The new gay rights (i.e. partnership, the right having a child by insemination, etc.) has made lesbian artist look at the female body and the daily life of lesbian couples in a new way – focussing on the private lives of lesbians. Kelli Connell (USA) makes staged images of a virtual lesbian couple. Artist Christa Holka (GB) snaps photos of her friends and acquaintances at parties and pride events and uploads the images to Tammy Rae Carland (USA) makes still lives of lesbian double beds. Photographer Verena Jaekel (DE) exhibition “Neue Familienportraits” shows portraits of gay families and photographer Annie Leibovitz (USA) has started exhibiting her private photos from her long relationship with late American academic Susan Sontag.

Visual Art as a Means of Gay Empowerment

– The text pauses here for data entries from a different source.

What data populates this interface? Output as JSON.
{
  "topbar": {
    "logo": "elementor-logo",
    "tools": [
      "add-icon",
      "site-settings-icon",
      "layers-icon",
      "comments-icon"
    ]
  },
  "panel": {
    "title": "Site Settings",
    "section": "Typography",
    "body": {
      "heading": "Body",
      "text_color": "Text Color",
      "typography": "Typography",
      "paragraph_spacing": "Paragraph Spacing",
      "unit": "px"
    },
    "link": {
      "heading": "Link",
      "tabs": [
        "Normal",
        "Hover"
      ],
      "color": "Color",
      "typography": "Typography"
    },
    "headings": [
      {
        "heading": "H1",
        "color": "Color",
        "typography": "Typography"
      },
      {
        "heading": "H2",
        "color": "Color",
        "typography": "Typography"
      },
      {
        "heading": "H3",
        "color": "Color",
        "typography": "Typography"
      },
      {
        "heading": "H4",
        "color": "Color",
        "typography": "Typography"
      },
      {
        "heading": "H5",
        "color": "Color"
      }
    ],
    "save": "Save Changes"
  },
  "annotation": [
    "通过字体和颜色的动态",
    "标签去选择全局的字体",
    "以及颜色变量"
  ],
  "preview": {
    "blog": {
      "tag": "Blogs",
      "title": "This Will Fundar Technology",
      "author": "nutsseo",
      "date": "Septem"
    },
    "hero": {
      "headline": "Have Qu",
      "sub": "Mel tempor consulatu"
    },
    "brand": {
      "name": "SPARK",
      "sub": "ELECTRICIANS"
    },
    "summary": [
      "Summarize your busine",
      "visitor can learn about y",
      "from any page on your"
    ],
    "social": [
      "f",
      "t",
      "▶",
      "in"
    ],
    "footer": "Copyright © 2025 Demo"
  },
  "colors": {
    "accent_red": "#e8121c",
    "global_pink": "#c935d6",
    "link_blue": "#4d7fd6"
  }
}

In Sweden a survey from 1999 shows that 24% of all lesbians and as many as 36% of all gay men have experienced hate crimes. In Finland 60% of all homosexuals have experienced hate crimes. It the same in Great Britain. Life has improved a lot for gay people over the last 30 years, but the political struggle is not over yet. The fact that there still exist a serious intollerance has made lesbian activist, photographer and TV host Elisabeth Ohlson-Wallin (SE) start a debate about these crimes alongside her exhibition “In hate we trust” (2007). ‘In Hate we trust’ is a show, which consisted of big colour photos with tableaux, by which she illustrates a number the stories of hate crimes, which were almost invisible in mainstream medias. American queer performance artist Mary Coble has also done a number of performances, in which she has questioned hate crimes and other social issues injustices.

In order to explore uncovered ground the lesbian artists often find themselves as visual spokespersons of points of views, which are in opposition to mainstream. They question the complacency, phobias, prejudices and taboos of the mainstream culture. Visual art is a media, which touches our emotions and it is a very efficient tool to make people realize what their point of view is in a social debate and thus it is a powerful tool in the hands of artist/ social provocateurs. Political art still plays a major role in relation to opening our eyes for new thoughts, visions and alternative livestyles. Many lesbian artists work to increase awareness about the core values of the gay communities and thus raise the awareness of the society in general. Their struggle to visualize our lives, emotions, sexuality and visions are yet to be fully appreciated by the gay communities, but I am happy that more and more queer art shows are organized alongside other gay events, so it is easier to get a first hand experience of their works of art.